By regular-season standards, the Arizona Wildcats can’t get much higher than this.
Monday, just three days after they showcased themselves by beating Duke in New York on ESPN, the Wildcats moved up to the No. 2 spot in both major polls, their highest-ever ranking under fifth-year coach Sean Miller.
Then, later in the day, they learned that junior guard Nick Johnson was named the Pac-12’s Player of the Week, adding that honor to the NIT MVP trophy he picked up at Madison Square Garden. Johnson averaged 17.5 points, 3.5 assists and 3.5 rebounds in wins over Drexel and Duke last week.
But while Miller said Monday that Johnson deserved the award, and that the Wildcats (7-0) are playing well heading into tonight’s home game against Texas Tech (6-2), he didn’t put much stock into the rankings.
It’s barely December, after all.
“If we’re ranked No. 2 in late February, I think that’s much more meaningful,” Miller said. “We didn’t win a bowl game or (reach) the end of the season this past weekend.”
Miller and the Wildcats should know the difference between early season hype and February accomplishment. They lived it.

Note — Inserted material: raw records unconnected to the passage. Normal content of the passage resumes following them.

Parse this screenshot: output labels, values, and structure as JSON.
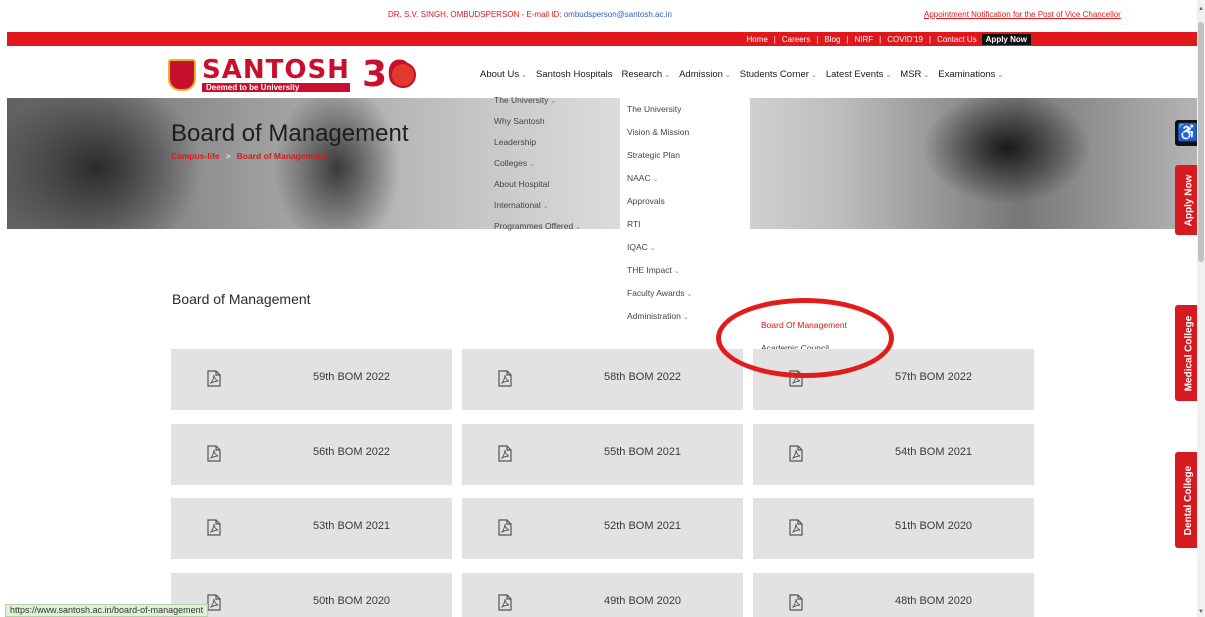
{
  "topline": {
    "ombudsman": "DR. S.V. SINGH, OMBUDSPERSON - E-mail ID: ",
    "ombudsman_email": "ombudsperson@santosh.ac.in",
    "appointment": "Appointment Notification for the Post of Vice Chancellor"
  },
  "utility": {
    "links": [
      "Home",
      "Careers",
      "Blog",
      "NIRF",
      "COVID'19",
      "Contact Us"
    ],
    "apply": "Apply Now"
  },
  "brand": {
    "name": "SANTOSH",
    "tagline": "Deemed to be University",
    "anniversary": "30"
  },
  "nav": [
    {
      "label": "About Us",
      "chevron": true
    },
    {
      "label": "Santosh Hospitals",
      "chevron": false
    },
    {
      "label": "Research",
      "chevron": true
    },
    {
      "label": "Admission",
      "chevron": true
    },
    {
      "label": "Students Corner",
      "chevron": true
    },
    {
      "label": "Latest Events",
      "chevron": true
    },
    {
      "label": "MSR",
      "chevron": true
    },
    {
      "label": "Examinations",
      "chevron": true
    }
  ],
  "hero": {
    "title": "Board of Management",
    "breadcrumb": [
      "Campus-life",
      "Board of Management"
    ]
  },
  "dropdown_left": [
    {
      "label": "The University",
      "chevron": true
    },
    {
      "label": "Why Santosh",
      "chevron": false
    },
    {
      "label": "Leadership",
      "chevron": false
    },
    {
      "label": "Colleges",
      "chevron": true
    },
    {
      "label": "About Hospital",
      "chevron": false
    },
    {
      "label": "International",
      "chevron": true
    },
    {
      "label": "Programmes Offered",
      "chevron": true
    }
  ],
  "dropdown_right": [
    {
      "label": "The University",
      "chevron": false
    },
    {
      "label": "Vision & Mission",
      "chevron": false
    },
    {
      "label": "Strategic Plan",
      "chevron": false
    },
    {
      "label": "NAAC",
      "chevron": true
    },
    {
      "label": "Approvals",
      "chevron": false
    },
    {
      "label": "RTI",
      "chevron": false
    },
    {
      "label": "IQAC",
      "chevron": true
    },
    {
      "label": "THE Impact",
      "chevron": true
    },
    {
      "label": "Faculty Awards",
      "chevron": true
    },
    {
      "label": "Administration",
      "chevron": true
    }
  ],
  "submenu": [
    "Board Of Management",
    "Academic Council"
  ],
  "section_title": "Board of Management",
  "documents": [
    "59th BOM 2022",
    "58th BOM 2022",
    "57th BOM 2022",
    "56th BOM 2022",
    "55th BOM 2021",
    "54th BOM 2021",
    "53th BOM 2021",
    "52th BOM 2021",
    "51th BOM 2020",
    "50th BOM 2020",
    "49th BOM 2020",
    "48th BOM 2020"
  ],
  "side_tabs": {
    "apply": "Apply Now",
    "medical": "Medical College",
    "dental": "Dental College"
  },
  "status_url": "https://www.santosh.ac.in/board-of-management",
  "colors": {
    "brand_red": "#e0181c",
    "card_bg": "#e2e2e2"
  }
}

Last season, they were ranked No. 3 at New Year’s, but were out of the Top 10 by late February and sank to No. 21 entering the NCAA tournament.
Here’s how that happened:

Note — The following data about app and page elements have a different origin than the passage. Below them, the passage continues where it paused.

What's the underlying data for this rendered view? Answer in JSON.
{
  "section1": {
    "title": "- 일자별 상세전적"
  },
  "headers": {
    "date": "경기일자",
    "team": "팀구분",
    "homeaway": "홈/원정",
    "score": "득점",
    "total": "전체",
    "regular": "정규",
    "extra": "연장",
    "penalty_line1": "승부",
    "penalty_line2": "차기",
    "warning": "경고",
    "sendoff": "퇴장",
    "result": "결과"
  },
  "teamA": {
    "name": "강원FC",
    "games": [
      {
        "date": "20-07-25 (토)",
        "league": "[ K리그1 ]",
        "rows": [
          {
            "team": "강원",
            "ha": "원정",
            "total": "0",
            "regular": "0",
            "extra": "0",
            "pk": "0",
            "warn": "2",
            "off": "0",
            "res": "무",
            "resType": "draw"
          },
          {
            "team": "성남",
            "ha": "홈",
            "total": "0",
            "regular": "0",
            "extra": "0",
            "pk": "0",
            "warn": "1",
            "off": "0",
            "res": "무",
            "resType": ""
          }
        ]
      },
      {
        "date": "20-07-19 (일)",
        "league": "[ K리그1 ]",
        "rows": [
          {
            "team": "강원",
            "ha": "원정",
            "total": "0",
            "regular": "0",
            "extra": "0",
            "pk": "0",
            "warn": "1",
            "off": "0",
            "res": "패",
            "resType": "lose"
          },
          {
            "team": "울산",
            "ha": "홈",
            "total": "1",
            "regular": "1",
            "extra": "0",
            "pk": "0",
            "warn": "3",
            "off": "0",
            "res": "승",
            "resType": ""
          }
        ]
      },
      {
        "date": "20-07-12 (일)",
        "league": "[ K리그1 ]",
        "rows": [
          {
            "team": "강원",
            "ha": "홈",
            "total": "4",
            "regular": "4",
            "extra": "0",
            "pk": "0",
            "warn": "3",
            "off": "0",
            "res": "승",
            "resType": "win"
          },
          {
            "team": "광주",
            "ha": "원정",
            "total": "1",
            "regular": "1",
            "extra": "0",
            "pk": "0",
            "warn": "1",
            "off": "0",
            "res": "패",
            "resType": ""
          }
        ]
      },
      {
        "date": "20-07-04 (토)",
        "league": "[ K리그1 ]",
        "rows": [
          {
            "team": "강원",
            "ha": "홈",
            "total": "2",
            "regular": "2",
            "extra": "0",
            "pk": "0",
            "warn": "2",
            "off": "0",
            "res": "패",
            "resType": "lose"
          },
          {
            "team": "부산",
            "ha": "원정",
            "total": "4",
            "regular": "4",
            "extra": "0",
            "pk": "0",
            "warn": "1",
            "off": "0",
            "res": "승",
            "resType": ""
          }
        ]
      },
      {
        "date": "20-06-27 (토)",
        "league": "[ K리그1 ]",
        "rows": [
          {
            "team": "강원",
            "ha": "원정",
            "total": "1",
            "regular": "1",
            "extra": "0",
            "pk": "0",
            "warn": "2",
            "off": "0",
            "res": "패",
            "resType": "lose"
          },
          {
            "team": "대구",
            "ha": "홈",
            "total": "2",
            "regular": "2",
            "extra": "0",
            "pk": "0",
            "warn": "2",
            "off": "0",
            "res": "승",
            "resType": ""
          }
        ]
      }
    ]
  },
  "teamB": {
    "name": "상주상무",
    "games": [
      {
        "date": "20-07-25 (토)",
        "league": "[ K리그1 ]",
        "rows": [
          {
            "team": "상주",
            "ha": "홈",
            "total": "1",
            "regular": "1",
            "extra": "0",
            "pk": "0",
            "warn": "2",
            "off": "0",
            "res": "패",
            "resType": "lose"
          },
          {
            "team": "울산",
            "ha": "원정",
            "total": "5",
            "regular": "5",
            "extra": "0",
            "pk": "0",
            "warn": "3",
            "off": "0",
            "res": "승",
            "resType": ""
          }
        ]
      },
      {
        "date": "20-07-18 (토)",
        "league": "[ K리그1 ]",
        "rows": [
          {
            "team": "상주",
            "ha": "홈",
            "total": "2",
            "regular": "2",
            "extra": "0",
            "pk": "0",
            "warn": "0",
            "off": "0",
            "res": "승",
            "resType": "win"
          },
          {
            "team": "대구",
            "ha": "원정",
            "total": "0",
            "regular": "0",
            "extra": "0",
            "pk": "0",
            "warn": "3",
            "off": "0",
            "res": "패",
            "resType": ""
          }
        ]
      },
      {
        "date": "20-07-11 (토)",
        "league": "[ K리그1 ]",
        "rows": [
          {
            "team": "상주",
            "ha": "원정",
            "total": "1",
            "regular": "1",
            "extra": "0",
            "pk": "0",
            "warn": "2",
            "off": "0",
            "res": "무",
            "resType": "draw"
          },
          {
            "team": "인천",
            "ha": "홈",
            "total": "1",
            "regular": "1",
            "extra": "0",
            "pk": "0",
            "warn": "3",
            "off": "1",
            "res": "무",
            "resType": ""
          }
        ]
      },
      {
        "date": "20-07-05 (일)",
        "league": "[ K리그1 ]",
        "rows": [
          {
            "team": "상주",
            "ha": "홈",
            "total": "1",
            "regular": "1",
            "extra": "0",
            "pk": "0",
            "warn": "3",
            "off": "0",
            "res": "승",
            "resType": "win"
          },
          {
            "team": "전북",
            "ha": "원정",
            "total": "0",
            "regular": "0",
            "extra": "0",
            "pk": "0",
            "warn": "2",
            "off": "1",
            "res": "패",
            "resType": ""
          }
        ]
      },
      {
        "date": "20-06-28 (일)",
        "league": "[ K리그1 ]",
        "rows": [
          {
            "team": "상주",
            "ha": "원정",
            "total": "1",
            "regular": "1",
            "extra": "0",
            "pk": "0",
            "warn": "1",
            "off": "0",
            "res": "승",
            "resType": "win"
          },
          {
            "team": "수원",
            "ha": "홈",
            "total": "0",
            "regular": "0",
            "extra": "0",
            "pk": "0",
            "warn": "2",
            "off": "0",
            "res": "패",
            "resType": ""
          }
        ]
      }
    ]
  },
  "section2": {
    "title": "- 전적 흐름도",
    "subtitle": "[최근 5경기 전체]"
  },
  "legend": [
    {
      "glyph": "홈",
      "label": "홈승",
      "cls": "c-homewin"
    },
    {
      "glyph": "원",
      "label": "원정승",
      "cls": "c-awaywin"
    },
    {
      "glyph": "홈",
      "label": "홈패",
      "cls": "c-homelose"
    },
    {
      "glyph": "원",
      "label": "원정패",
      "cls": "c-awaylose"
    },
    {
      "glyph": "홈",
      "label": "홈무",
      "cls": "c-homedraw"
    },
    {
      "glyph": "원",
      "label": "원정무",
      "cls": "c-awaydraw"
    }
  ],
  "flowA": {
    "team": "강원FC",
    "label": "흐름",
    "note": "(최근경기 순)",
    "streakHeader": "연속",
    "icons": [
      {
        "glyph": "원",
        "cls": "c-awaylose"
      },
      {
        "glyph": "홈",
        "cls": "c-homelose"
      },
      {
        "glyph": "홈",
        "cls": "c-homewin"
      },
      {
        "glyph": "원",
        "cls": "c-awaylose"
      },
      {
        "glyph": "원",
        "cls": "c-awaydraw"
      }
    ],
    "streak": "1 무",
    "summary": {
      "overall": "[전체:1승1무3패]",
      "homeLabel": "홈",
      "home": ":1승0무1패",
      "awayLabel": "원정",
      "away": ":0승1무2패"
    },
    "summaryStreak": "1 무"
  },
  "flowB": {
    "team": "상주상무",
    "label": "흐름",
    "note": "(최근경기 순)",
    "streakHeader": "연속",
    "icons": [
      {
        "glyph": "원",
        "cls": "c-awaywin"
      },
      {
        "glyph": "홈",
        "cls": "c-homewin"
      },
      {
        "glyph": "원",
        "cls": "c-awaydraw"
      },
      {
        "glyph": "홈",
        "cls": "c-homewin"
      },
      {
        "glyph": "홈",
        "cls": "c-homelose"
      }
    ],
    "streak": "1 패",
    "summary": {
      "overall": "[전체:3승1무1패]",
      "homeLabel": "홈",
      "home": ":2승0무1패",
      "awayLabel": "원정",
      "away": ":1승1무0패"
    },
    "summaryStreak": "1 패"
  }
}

Over Christmas, the Wildcats won the Diamond Head Classic, and returned home giddy, comfortable, unbeaten, and the No. 3-ranked team in the country.

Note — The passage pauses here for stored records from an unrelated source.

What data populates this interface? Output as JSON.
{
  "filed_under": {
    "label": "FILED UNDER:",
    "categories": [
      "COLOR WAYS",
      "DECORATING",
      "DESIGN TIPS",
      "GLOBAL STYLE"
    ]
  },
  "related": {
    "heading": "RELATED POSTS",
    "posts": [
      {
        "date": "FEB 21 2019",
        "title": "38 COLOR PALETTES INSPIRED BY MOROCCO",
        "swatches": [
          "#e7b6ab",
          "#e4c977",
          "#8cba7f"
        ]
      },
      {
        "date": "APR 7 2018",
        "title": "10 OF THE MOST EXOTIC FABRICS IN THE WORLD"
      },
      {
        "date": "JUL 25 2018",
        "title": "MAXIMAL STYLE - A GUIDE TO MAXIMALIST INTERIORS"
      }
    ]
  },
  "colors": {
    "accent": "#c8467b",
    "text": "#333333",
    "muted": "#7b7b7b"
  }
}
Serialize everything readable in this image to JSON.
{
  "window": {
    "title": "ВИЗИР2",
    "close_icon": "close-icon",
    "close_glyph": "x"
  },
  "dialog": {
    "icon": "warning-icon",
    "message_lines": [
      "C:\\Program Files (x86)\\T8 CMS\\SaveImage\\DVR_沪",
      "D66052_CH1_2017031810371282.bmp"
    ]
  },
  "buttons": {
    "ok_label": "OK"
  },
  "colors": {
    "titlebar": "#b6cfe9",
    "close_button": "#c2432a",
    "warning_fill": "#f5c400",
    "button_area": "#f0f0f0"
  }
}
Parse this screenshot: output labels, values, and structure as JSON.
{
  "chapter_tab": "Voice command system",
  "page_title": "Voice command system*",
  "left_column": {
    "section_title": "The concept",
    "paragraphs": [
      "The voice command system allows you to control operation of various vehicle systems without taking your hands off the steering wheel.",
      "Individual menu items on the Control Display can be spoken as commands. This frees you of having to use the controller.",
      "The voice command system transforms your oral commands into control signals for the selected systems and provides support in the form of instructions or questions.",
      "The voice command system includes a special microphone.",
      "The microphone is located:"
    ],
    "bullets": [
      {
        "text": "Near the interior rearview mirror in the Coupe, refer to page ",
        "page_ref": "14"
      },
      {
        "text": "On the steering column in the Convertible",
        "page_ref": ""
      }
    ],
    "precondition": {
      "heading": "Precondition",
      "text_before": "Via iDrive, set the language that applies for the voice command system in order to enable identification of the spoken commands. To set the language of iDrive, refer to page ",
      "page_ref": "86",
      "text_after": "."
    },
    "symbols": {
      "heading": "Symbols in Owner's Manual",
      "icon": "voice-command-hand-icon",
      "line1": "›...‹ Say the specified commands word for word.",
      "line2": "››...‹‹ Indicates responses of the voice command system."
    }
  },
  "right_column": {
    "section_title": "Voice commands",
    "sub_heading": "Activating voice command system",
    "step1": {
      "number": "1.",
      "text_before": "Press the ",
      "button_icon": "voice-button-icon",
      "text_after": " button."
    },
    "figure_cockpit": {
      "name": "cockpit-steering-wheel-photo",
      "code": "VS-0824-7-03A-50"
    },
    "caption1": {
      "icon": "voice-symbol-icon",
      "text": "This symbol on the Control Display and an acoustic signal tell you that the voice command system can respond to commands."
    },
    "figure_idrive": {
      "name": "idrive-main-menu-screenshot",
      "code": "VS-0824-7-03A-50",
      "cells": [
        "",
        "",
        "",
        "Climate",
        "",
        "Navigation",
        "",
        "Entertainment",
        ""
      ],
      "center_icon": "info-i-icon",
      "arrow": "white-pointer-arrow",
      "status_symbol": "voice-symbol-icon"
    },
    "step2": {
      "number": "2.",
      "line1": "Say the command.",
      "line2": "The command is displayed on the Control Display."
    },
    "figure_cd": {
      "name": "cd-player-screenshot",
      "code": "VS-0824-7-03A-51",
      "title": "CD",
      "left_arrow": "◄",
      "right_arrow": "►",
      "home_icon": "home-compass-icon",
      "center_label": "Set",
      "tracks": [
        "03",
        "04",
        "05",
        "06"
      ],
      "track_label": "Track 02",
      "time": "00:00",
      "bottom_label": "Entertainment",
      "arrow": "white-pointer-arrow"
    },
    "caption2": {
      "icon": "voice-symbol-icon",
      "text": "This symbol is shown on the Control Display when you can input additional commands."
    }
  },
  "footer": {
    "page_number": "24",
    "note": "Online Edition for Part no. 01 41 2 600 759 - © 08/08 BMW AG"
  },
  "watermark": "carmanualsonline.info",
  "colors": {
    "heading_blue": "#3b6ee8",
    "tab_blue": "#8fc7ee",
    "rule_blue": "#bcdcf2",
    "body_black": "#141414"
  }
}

Then, a week later, they barely escaped Colorado at home, then lost at Oregon and three more times over the following month.
They didn’t win the Pac-12 championship and were given a No. 6 seed in the NCAA tournament before rallying to a Sweet 16 berth.
“We hit a rut in large part because I don’t know if our team continued to practice and stay together like we did early on,” Miller said Monday, during his weekly news conference. “We struggled somewhat. We went through a month or six-week period of time where there were a lot of teams better than us.
“So if you were a member of that team last year and, we’ve talked about it, how do you guard against that happening again?”
Miller said the answer is continuing to stay together with good team chemistry and practicing hard. He also has the team maturity and leadership that suggests the Wildcats can deal with any fractures or overconfidence this time around.
But that chemistry and resolve will be tested for a long time. Starting with tonight, when the Wildcats host Tubby Smith’s Texas Tech team, Miller said, the Cats can’t afford not to show up and play hard against people who want desperately to beat them.
“There isn’t a team that’s going to play us now that isn’t going to look at our game as something that’s going to be very meaningful,” Miller said. “Being able to go on the road and beat Arizona at McKale Center would be something every team would covet to have in their pocket, so to speak, as you move toward March.”
“So we have to be on guard and understand that every game is an important one for us. And the higher you’re ranked, I think the more excited the opponent is to come in here and upset you, to try to prove that also they’re a very good team.”